[Saved data entries]
== Segment start ==
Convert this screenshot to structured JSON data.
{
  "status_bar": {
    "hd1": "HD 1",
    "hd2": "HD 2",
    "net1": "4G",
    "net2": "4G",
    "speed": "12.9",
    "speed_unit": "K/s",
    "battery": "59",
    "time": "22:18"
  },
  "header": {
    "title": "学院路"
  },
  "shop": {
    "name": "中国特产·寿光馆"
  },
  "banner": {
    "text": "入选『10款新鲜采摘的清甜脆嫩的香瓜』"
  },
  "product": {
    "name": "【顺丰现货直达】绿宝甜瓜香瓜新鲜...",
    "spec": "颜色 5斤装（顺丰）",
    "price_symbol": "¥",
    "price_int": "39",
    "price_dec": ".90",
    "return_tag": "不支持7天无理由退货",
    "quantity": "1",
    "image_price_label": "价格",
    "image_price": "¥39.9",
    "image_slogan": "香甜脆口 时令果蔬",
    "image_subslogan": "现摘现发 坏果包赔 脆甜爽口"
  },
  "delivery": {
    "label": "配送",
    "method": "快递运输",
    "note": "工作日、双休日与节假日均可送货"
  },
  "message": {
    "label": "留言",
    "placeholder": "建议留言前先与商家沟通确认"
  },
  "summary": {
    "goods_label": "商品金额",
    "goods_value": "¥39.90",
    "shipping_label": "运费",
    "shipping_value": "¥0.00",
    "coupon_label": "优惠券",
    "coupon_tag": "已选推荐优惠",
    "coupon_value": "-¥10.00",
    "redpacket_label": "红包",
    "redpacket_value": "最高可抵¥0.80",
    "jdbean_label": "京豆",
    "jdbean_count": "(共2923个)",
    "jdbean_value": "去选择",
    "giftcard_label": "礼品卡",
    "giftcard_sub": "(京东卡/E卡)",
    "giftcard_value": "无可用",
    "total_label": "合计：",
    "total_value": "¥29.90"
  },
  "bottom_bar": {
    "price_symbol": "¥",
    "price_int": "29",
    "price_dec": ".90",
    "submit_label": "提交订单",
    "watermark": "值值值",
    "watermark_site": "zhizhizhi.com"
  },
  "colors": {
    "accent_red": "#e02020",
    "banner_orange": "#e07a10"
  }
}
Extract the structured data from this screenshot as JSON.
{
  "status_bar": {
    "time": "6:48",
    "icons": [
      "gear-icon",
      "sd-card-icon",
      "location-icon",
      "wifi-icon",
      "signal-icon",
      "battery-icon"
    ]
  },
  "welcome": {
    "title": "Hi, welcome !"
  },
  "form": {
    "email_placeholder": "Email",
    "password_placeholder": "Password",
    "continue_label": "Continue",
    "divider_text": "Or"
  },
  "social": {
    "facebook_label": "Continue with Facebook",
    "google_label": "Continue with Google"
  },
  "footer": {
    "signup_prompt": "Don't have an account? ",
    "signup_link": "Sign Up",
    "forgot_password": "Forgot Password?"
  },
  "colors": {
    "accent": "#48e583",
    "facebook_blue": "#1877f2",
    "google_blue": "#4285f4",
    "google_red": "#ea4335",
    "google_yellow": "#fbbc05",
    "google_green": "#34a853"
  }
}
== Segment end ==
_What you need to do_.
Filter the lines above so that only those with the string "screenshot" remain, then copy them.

_Output for this task_.
Convert this screenshot to structured JSON data.
Extract the structured data from this screenshot as JSON.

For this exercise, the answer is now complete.